Air Force Reserve celebrates 71 years
By Airman Hannah Bean, 14th Flying Training Wing Public Affairs
/ Published April 12, 2019
COLUMBUS AIR FORCE BASE, Miss. -- The Air Force Reserve celebrates its 71st birthday April 14.
The historical origins of an air reserve in the U.S. military stem from the Preparedness Movement and the National Defense Act of 1916 that authorized an Organized Reserve Corps. The Air Force Reserve was formally established on April 14, 1948, by President Harry Truman, who sought to revitalize the reserve program.
Since Truman called for the formation of the Air Force Reserve, it has been a critical part of the nation's defense. Its mission is to provide combat ready forces to fly, fight and win.
Operating in various locations around the world, the Air Force Reserve has evolved from a "standby" force for emergencies into a major command of the Air Force.
Reservists in every branch are an important part of the Department of Defense’s strategy for manpower, global reach, and military flexibility.
The 43rd Flying Training Squadron is Columbus AFB’s Air Force Reserve unit providing active guard reserve and traditional reserve instructor pilots to aid in creating pilots here.
Originally activated at Langley Field, Virginia, in 1939, the 29th Bombardment Squadron (heavy) was redesignated the 43rd in March 1940. The squadron was equipped with B-18s, B-17s and eventually B-24s.
During World War II, the squadron participated in air reviews and antisubmarine patrols over the Atlantic Coast. In 1943, the unit was moved to Pratt Army Air Field, Kansas, and transitioned to flying the B-29.
On Feb. 25, 1945, the squadron flew its first combat missions over Japan against Tokyo and Okinawa. By the end of 1945, the B-29s and their crews had returned to the states. The 43rd became non-operational in February 1946, and was deactivated in May 1946.
When reactivated in July 1972, as a flying training squadron, the unit flew T-37s at Craig AFB, Alaska. The last class graduated in August 1977, just prior to the closing of Craig AFB. The 43rd FTS was once again activated in June of 1990 as a flying training unit at Columbus AFB, but was deactivated again in October 1992.
On April 1, 1997, the unit was activated at Columbus as the 43rd Flying Training Flight, organized to provide associate T-38 instructor pilots for the Air Education and Training Command Specialized Undergraduate Pilot Training mission.
The 43rd FTS was reactivated as a squadron on June 5, 1998 to encompass the increased mission of providing associate instructor pilots in all the aircraft assigned to Columbus.
Since the reactivation in 1998, the 43rd FTS has expanded, providing 30 percent of the instructor pilot force for the 14th Flying Training Wing. The squadron's instructor pilot force instructs in the T-38C, T-6A and T-1 aircraft as well as the Introduction to Fighter Fundamentals mission which flies the AT-38C.

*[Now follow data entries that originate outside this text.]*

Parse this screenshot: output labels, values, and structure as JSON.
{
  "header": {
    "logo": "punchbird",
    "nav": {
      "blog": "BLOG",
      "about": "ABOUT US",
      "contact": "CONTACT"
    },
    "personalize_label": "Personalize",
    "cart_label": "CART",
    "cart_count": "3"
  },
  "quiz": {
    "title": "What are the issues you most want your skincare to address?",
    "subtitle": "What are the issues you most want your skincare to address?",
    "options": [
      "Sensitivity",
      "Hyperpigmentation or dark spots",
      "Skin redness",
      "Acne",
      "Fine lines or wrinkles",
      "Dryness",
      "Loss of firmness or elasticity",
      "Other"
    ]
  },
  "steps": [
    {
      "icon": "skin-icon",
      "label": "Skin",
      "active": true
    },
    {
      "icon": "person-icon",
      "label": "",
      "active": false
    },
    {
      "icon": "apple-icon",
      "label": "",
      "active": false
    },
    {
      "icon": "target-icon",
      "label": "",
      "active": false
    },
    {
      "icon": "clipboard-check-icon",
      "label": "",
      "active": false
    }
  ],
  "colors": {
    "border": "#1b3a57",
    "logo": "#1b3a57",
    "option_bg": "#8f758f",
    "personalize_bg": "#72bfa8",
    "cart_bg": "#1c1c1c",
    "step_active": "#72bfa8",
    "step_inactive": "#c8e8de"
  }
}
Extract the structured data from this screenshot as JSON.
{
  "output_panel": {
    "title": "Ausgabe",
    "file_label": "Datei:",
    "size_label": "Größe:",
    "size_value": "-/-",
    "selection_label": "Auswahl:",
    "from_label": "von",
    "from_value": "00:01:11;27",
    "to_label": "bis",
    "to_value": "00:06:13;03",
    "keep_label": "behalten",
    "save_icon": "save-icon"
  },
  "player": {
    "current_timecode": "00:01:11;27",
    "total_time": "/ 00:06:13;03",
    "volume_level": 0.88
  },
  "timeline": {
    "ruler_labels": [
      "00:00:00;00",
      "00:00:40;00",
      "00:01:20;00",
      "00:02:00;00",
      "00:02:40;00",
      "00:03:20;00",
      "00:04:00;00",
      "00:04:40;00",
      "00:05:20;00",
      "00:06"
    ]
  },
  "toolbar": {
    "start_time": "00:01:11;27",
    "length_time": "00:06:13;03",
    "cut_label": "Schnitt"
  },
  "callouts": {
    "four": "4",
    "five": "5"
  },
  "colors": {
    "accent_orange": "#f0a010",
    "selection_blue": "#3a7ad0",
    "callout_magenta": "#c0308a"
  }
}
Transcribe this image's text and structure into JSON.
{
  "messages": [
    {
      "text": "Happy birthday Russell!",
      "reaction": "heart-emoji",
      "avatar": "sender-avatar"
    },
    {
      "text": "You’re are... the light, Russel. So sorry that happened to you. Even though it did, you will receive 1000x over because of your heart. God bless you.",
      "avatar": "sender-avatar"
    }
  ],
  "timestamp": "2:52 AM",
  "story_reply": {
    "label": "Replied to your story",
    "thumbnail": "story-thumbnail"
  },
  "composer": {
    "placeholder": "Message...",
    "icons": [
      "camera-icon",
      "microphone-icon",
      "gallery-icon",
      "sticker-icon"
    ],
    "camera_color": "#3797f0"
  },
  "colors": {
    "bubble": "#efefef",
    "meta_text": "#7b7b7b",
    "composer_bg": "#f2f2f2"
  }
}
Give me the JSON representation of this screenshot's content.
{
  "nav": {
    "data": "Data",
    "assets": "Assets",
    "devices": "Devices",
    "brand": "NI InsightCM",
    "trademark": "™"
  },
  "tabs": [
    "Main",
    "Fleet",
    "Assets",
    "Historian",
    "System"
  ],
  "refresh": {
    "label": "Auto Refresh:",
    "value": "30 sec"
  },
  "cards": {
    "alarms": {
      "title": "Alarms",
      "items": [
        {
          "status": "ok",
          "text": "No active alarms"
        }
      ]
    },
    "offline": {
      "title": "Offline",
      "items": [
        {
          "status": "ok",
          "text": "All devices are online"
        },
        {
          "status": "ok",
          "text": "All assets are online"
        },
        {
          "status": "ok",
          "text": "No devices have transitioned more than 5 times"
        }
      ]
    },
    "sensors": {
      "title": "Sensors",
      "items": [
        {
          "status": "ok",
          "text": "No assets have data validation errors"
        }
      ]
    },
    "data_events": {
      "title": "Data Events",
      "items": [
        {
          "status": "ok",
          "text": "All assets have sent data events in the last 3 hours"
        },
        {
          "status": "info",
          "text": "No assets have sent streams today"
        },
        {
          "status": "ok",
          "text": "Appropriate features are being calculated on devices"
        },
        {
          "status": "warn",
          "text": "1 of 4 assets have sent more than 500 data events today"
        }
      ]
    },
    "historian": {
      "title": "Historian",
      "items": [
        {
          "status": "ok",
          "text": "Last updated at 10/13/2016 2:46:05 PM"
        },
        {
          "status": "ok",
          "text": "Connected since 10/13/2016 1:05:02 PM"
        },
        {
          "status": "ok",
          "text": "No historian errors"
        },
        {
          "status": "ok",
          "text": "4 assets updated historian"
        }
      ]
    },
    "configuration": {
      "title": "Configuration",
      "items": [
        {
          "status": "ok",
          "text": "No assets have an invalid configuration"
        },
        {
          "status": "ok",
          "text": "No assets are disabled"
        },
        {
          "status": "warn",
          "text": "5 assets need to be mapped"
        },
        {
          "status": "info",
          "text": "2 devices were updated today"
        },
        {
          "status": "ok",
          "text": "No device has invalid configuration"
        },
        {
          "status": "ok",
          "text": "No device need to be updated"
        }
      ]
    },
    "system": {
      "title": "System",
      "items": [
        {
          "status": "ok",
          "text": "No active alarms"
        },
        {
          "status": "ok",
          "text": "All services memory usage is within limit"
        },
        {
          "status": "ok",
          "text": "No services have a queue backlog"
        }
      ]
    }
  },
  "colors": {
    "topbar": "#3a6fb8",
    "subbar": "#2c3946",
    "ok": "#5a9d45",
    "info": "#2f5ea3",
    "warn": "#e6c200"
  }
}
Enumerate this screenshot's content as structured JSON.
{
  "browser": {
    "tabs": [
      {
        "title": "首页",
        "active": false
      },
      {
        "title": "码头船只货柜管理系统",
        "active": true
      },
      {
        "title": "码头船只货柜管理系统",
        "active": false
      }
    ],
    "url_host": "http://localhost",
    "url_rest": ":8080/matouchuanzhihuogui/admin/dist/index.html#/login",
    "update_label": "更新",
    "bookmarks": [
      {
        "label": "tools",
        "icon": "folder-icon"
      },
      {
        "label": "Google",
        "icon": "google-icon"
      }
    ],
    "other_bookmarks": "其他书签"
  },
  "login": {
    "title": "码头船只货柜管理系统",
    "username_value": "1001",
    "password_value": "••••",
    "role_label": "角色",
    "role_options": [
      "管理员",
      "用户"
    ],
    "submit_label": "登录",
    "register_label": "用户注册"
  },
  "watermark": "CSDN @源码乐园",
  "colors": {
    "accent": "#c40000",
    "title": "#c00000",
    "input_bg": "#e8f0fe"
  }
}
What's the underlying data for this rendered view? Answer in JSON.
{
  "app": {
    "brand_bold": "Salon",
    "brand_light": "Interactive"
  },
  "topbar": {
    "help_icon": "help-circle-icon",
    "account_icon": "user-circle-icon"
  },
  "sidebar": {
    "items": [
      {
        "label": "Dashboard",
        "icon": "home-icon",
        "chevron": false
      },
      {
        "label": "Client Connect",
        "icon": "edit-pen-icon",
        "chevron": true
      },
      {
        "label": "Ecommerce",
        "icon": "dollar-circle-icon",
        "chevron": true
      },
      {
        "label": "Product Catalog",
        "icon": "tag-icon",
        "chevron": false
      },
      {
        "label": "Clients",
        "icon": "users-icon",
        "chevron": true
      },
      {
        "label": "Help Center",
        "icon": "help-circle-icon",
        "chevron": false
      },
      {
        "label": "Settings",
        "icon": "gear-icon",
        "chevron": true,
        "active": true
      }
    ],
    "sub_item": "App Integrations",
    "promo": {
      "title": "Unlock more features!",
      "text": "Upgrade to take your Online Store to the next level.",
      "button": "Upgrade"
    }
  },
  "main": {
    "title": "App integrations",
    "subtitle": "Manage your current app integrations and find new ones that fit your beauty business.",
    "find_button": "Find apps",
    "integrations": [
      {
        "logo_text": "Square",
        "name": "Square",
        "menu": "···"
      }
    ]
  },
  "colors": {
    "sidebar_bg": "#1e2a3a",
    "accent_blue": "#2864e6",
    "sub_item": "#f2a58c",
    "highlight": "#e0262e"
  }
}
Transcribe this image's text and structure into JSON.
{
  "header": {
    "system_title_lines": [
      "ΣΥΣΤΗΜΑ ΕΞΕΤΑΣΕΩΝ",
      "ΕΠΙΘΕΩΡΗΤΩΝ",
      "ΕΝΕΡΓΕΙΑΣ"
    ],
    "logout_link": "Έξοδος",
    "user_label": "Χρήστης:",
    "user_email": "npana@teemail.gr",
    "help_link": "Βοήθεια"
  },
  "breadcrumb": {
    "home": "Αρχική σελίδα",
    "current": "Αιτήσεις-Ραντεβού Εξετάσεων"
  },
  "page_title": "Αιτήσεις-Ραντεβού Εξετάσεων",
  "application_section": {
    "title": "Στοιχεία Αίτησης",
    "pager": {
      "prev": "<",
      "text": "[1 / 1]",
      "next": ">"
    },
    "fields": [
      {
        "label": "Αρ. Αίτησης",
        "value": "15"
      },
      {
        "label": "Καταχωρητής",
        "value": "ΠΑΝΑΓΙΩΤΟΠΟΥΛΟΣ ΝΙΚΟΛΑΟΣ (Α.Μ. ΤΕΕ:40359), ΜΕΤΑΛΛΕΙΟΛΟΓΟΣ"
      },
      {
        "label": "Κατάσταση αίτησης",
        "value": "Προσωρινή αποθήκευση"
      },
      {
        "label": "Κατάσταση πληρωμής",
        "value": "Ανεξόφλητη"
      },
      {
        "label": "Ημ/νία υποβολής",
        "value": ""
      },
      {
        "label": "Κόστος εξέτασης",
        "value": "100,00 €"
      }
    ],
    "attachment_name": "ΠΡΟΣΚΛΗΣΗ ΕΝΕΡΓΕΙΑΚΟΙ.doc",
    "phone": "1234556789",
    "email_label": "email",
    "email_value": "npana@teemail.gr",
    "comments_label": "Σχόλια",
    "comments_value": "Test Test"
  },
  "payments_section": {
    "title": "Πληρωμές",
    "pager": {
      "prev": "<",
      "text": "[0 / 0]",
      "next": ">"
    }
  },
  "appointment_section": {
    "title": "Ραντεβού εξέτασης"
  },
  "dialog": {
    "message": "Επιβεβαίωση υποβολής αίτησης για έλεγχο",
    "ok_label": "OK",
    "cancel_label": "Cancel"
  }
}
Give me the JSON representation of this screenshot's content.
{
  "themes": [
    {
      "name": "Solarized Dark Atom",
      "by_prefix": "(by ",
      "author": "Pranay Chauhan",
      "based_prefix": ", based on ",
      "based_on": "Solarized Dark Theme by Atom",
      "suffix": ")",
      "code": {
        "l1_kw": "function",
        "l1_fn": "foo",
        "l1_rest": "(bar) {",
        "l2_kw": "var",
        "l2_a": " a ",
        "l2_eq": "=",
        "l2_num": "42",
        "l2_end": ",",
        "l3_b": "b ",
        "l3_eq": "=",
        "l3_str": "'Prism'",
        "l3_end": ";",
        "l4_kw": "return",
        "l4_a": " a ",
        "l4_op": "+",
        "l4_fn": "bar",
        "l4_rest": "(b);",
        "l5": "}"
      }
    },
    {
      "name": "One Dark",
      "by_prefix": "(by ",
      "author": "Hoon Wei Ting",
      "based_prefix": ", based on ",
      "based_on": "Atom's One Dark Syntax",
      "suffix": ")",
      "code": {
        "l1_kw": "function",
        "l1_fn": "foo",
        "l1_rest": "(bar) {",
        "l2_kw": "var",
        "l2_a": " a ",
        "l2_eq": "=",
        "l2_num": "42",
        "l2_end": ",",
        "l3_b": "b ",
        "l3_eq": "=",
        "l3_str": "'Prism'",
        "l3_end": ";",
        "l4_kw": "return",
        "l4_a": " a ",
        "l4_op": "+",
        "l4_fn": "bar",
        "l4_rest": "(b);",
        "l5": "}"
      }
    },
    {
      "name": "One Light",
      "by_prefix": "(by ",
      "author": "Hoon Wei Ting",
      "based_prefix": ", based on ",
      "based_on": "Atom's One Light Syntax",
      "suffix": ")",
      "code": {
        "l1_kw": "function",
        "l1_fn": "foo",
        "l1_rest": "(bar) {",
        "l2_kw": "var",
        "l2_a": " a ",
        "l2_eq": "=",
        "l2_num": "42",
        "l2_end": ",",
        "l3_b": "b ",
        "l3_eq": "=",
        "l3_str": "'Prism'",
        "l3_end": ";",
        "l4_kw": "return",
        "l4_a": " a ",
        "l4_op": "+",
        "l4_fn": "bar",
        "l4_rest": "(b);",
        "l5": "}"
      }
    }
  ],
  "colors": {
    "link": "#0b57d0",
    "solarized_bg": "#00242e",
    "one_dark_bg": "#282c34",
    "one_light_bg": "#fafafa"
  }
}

The mission of 43rd FTS is to build the world’s best warriors, leaders and professional military pilots. They administer and execute the Air Education and Training Command/Air Force Reserve Center’s Associate Instructor Pilot Program and provides AGR and TR to augment the cadre of active-duty pilots conducting pilot training.
For 29 years, the 43rd FTS has been executing that mission to continue creating professional pilots.